Inhibitory control test is a simple method to diagnose minimal hepatic encephalopathy and predict development of overt hepatic encephalopathy.Am J Gastroenterol. 2007 Apr; 102(4):754-60.AJ
To compare inhibitory control test (ICT), a simple/rapid test of attention, to a standard psychometric battery (SPT) to diagnose minimal hepatic encephalopathy (MHE) and predict development of overt hepatic encephalopathy (OHE) in cirrhotic patients.
Fifty nonalcoholic cirrhotics and 50 age/educational-status-matched controls were given ICT and SPT in the same sitting. Performance impaired beyond two standard deviations of controls was considered MHE in cirrhotics. ICT results (lure/target response and lures/person) were compared between controls and cirrhotics and within cirrhotics with/without MHE. Receiver-operating characteristic analysis was used to study ICT for MHE diagnosis. Twenty subjects were administered SPT and ICT twice to assess test-retest reliability. All cirrhotics were followed routinely for the development of OHE.
Cirrhotics performed worse than controls on SPT and ICT. Using SPT, 39 cirrhotics had MHE. ICT was administered faster than SPT (15 vs 37 min). Cirrhotics with MHE had significantly higher lure (28%vs 3%) and lower target response (91%vs 96%) compared with those without MHE. Lure/person >5 had 90% sensitivity/specificity for MHE diagnosis. AUC for receiver-operating characteristic for lures alone was 95.8%. Lure and target responses were highly correlated (r= 0.9) between sessions showing high test-retest reliability. Five (10%) patients developed OHE on f/u of 26 +/- 10 months; all five had been diagnosed with MHE using ICT and SPT. None of the five patients with discordant results on SPT and ICT developed OHE.

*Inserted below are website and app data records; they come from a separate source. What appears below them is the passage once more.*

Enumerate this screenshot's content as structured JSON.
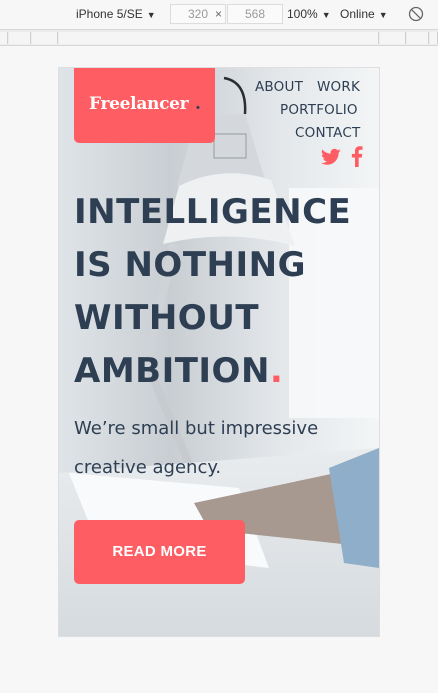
{
  "devtools": {
    "device": "iPhone 5/SE",
    "width": "320",
    "height": "568",
    "times": "×",
    "zoom": "100%",
    "network": "Online",
    "caret": "▼",
    "rotate_icon": "rotate-icon"
  },
  "site": {
    "logo": {
      "text": "Freelancer",
      "dot": "."
    },
    "nav": {
      "about": "ABOUT",
      "work": "WORK",
      "portfolio": "PORTFOLIO",
      "contact": "CONTACT"
    },
    "social": [
      "twitter-icon",
      "facebook-icon"
    ],
    "hero": {
      "headline_lines": [
        "INTELLIGENCE",
        "IS NOTHING",
        "WITHOUT",
        "AMBITION"
      ],
      "headline_dot": ".",
      "subtitle_lines": [
        "We’re small but impressive",
        "creative agency."
      ]
    },
    "cta": "READ MORE"
  },
  "colors": {
    "accent": "#fe5d63",
    "text": "#2e3f53",
    "chrome": "#f7f7f7"
  }
}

ICT has good sensitivity/specificity for MHE diagnosis, is reliable and is equivalent to SPT for predicting OHE development.